Mount Rushmore National Memorial is located in the Black Hills. The memorial is about 35 miles from Rapid City Regional Airport. (Visitor information: (605) 574-2523; http://www.nps.gov/)
At the western edge of the Black Hills in Wyoming sits the first declared national monument in the United States, Devils Tower. Hiking and rock climbing are the major activities at Devils Tower. (Visitor Information: (307) 467-5283; http://www.nps.gov/)
The Black Hills get their name from the Native American Lakota tribe, who called them "Paha Sapa," which translates into "hills that are black." When viewed from a distance, the blanket of pine trees covering the hills at first appears black in contrast to the lighter-colored grasslands of the surrounding prairie.
Most of the Black Hills area is controlled by the U.S. Forest Service, which maintains 30 fee-based campgrounds in the area. Free wilderness camping is also available outside of the campgrounds. (Visitor information: (877) 444-6777; http://www.recreation.gov)
The two area drives most often recommended by the Forest Service are the Spearfish Canyon and Peter Norbeck Scenic Byways. The byways are two-lane, lower-speed-limit roads.
Crazy Horse Memorial
Just a few miles away from Mount Rushmore, an entire mountain is being turned into a sculpture of the Lakota hero Crazy Horse.
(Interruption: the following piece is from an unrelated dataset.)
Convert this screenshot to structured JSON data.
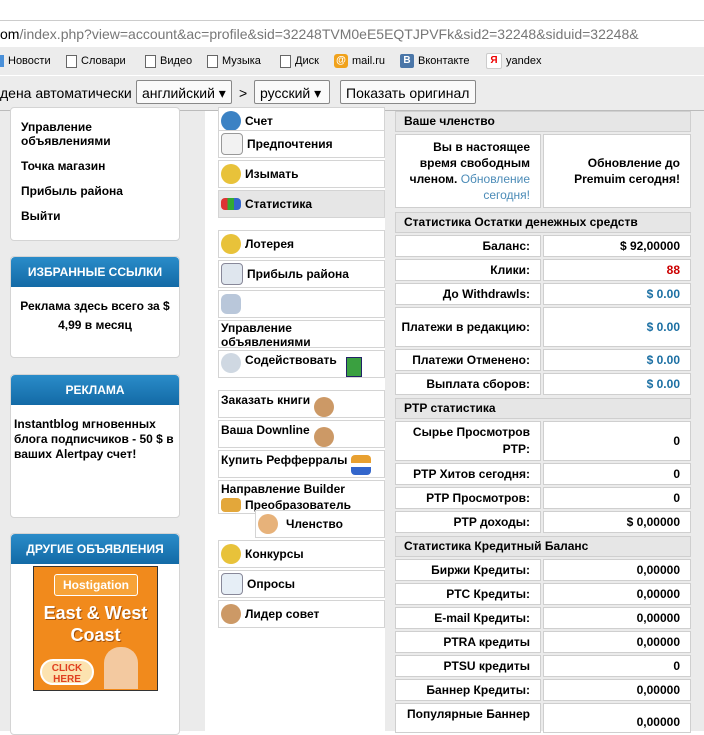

Grander in scale than Mount Rushmore, the mountain memorial was begun in 1948 and is still far from completion. (Visitor information: (605) 673-4681; http://www.crazyhorsememorial.org)